“In Berlin it is not just about changing certain structures. In the first place there has to be a new substantial positioning. The central questions must be: How can we be christian and Church in a major city or in the country, and how can we fullfill our mission when there are ever more people who say it doesn’t matter to them if there is or is no God.”

How does he see himself as archbishop of Berlin? Will he be mainly for the city or also for the surrounding area?

“In the first place I will be archbishop for the people in the archdiocese. Catholics from Brandenburg and Vorpommern have written to me that I should take care that it’s not only about Berlin. But of course I will also accept invitations, from the federal president to the ARD television studios in the capital, to represent Catholic positions.”

Cardinal Woelki lived in Wedding, a subburb of Berlin with low income and immigrant families. Where will Archbishop Koch live?

“In the first months in an apartment of the Military Ordinariate, and  then in a  former parish house in Lichterfelde [a more residential area in the southwest of Berlin], after it has been renovated. I want to have a very open and hospitable home, where I can eat, sit and speak with visitors.
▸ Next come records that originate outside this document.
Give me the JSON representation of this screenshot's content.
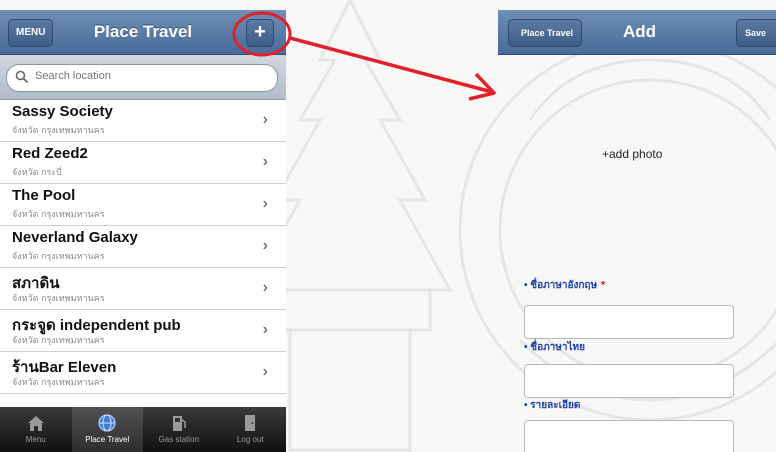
{
  "left_screen": {
    "menu_button": "MENU",
    "title": "Place Travel",
    "add_button": "+",
    "search": {
      "placeholder": "Search location"
    },
    "places": [
      {
        "name": "Sassy  Society",
        "province": "จังหวัด กรุงเทพมหานคร"
      },
      {
        "name": "Red Zeed2",
        "province": "จังหวัด กระบี่"
      },
      {
        "name": "The Pool",
        "province": "จังหวัด กรุงเทพมหานคร"
      },
      {
        "name": "Neverland Galaxy",
        "province": "จังหวัด กรุงเทพมหานคร"
      },
      {
        "name": "สภาดิน",
        "province": "จังหวัด กรุงเทพมหานคร"
      },
      {
        "name": "กระจูด independent pub",
        "province": "จังหวัด กรุงเทพมหานคร"
      },
      {
        "name": "ร้านBar Eleven",
        "province": "จังหวัด กรุงเทพมหานคร"
      }
    ],
    "tabs": [
      {
        "label": "Menu",
        "icon": "home-icon"
      },
      {
        "label": "Place Travel",
        "icon": "globe-icon"
      },
      {
        "label": "Gas station",
        "icon": "gas-pump-icon"
      },
      {
        "label": "Log out",
        "icon": "door-icon"
      }
    ]
  },
  "right_screen": {
    "back_button": "Place Travel",
    "title": "Add",
    "save_button": "Save",
    "add_photo": "+add photo",
    "fields": [
      {
        "label": "ชื่อภาษาอังกฤษ",
        "required_mark": "*"
      },
      {
        "label": "ชื่อภาษาไทย",
        "required_mark": ""
      },
      {
        "label": "รายละเอียด",
        "required_mark": ""
      }
    ]
  },
  "colors": {
    "navbar": "#5a7aa6",
    "annotation_red": "#e0202a",
    "field_label_blue": "#1a3fa8"
  }
}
I know how much can informally be discussed over a cup of coffee or a glass of wine. Much more than in many meetings.”

 Photo credit: Walter Wetzler